At about the same time, the work of Barlow and Kuffler was extended by Jerry Lettvin and Humberto Maturana in their paper ‘What the frog's eye tells the frog's brain’. Hubel and Wiesel were impressed when Lettvin showed them his complex frog neurons. The pair realized they “obviously had much in common with Lettvin and Maturana, especially our exploratory approach and freedom from complex apparatus, hypothesis, and so on. Jerry and Humberto carried their unusual approach to extremes, perhaps because they lacked an adviser like Steve who insisted we make at least a few measurements for the sake of scientific respectability.”

The remaining background chapters in this book are largely a glowing tribute to Kuffler, Hubel and Wiesel's mentor, friend and protector, who died in 1980. He brought them together at Johns Hopkins, encouraged them in every way, and took them to Harvard. Beyond this, Kuffler provided a lifelong model of doing science with your own hands, writing and rewriting over and over, and leaving your graduate students alone.

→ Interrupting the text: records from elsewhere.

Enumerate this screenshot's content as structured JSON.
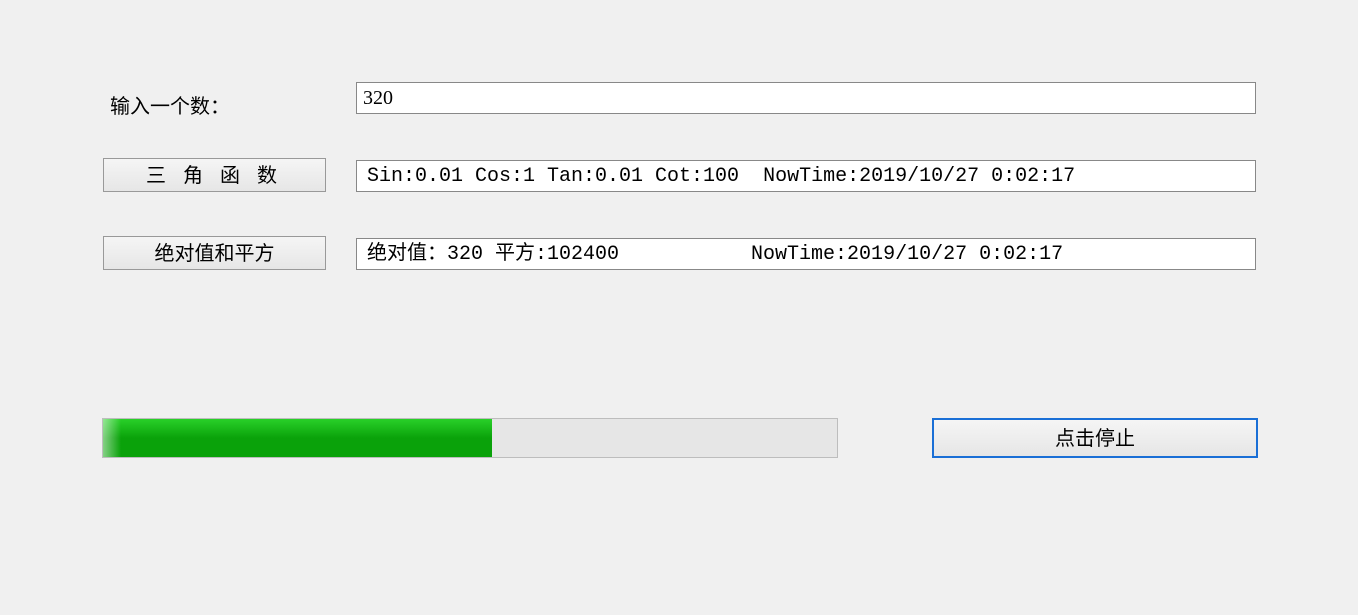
{
  "labels": {
    "input_number": "输入一个数：",
    "trig_button": "三 角 函 数",
    "abs_button": "绝对值和平方",
    "stop_button": "点击停止"
  },
  "values": {
    "input_number": "320",
    "trig_output": "Sin:0.01 Cos:1 Tan:0.01 Cot:100  NowTime:2019/10/27 0:02:17",
    "abs_output": "绝对值：320 平方:102400           NowTime:2019/10/27 0:02:17"
  },
  "progress": {
    "percent": 53
  }
}
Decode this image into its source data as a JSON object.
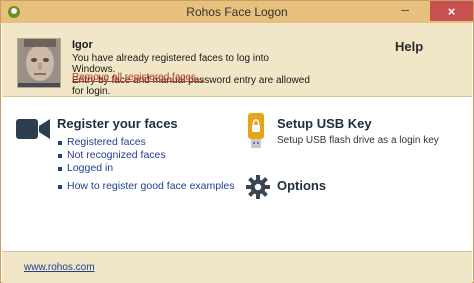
{
  "window": {
    "title": "Rohos Face Logon",
    "close_glyph": "×",
    "minimize_glyph": "─",
    "maximize_glyph": "□"
  },
  "header": {
    "user_name": "Igor",
    "message_lines": [
      "You have already registered faces to log into Windows.",
      "Entry by face and manual password entry are allowed for login."
    ],
    "remove_link": "Remove all registered faces...",
    "help_label": "Help"
  },
  "register": {
    "title": "Register your faces",
    "icon": "video-camera-icon",
    "items": [
      "Registered faces",
      "Not recognized faces",
      "Logged in",
      "How to register good face examples"
    ]
  },
  "usb": {
    "title": "Setup USB Key",
    "icon": "usb-key-icon",
    "description": "Setup USB flash drive as a login key"
  },
  "options": {
    "title": "Options",
    "icon": "gear-icon"
  },
  "footer": {
    "site_link": "www.rohos.com"
  },
  "colors": {
    "titlebar": "#e8c07e",
    "header_bg": "#f1e6c8",
    "link_blue": "#1f3f8f",
    "link_red": "#c0392b",
    "close_red": "#c75050"
  }
}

Perhaps the most interesting parts of the book are those that surround each paper or set of related papers. The forewords describe why they did each experiment. Then they describe what they did right and wrong, and comment a little (actually, very little) on subsequent developments in the field. Best of all, these parts, and the introductory chapters, are peppered with incidental remarks on how (and how not) to do science.

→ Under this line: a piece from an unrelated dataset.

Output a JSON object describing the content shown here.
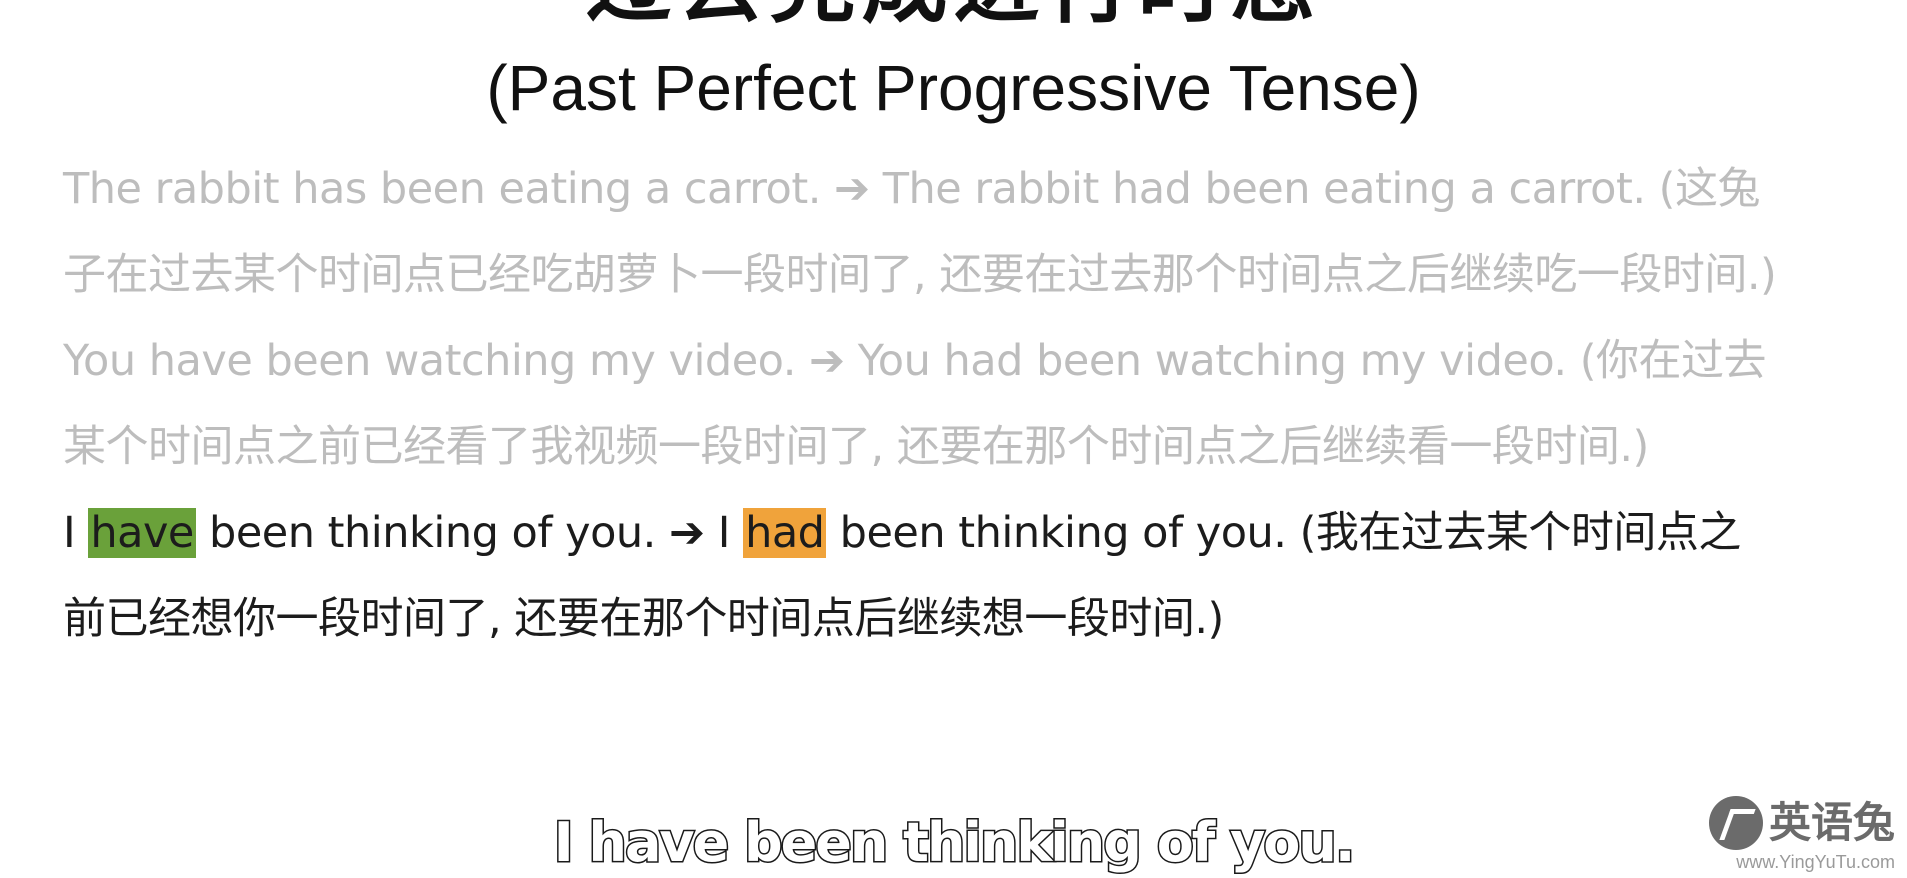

For example, on grants they say that much of their research “can be described as a massive fishing expedition, an expression commonly used by study sections to disparage bad grant requests”. Their research, they explain, was seldom hypothesis driven. “But the lack of a hypothesis need not necessarily prevent one from catching big fish.”

On computation: an example of the “illnesses” that can afflict science is an increase in “a theory sometimes called computation ... molecular biology, which we regard as more successful as a science than our field, seems largely to have avoided being beset with computation. In The Molecular Biology of the Gene I look in vain for equations.”

On doing experiments, they write: “Unlike much of today's science, in which the actual work is done by technicians or graduate students ... it is we who get to do the experiments.”

Hubel says he saves time by reading as little as possible in his field: “Reading most papers today is like eating sawdust.” He also says the pair benefited from their “refusal to waste time bothering with measuring intensities, rates of movement, and so on, or to spend time drawing graphs or histograms.”

On statistics: “We could hardly get excited about an effect so feeble as to require statistics for its demonstration.” And on failing to notice the directional properties of MT cells despite recording from about 200 of them: “We were lazy and not very bright.”

There are two subjects on which I would have liked to see more. The first is their students: who were they, what did they work on, and how were they mentored? Perhaps they were just left alone. There is more about how Kuffler helped the duo than how they treated their own students.

The other subject is how the two collaborators actually worked together. One disagreement is obliquely referred to without explaining what it was. They speak of bulging files of 30 years of experimental protocols, a folder for each experiment. It would have been instructive to include some examples of these protocols, even if it meant fewer reprinted papers in the volume. But perhaps those files are for the historians, rather than an autobiographical volume.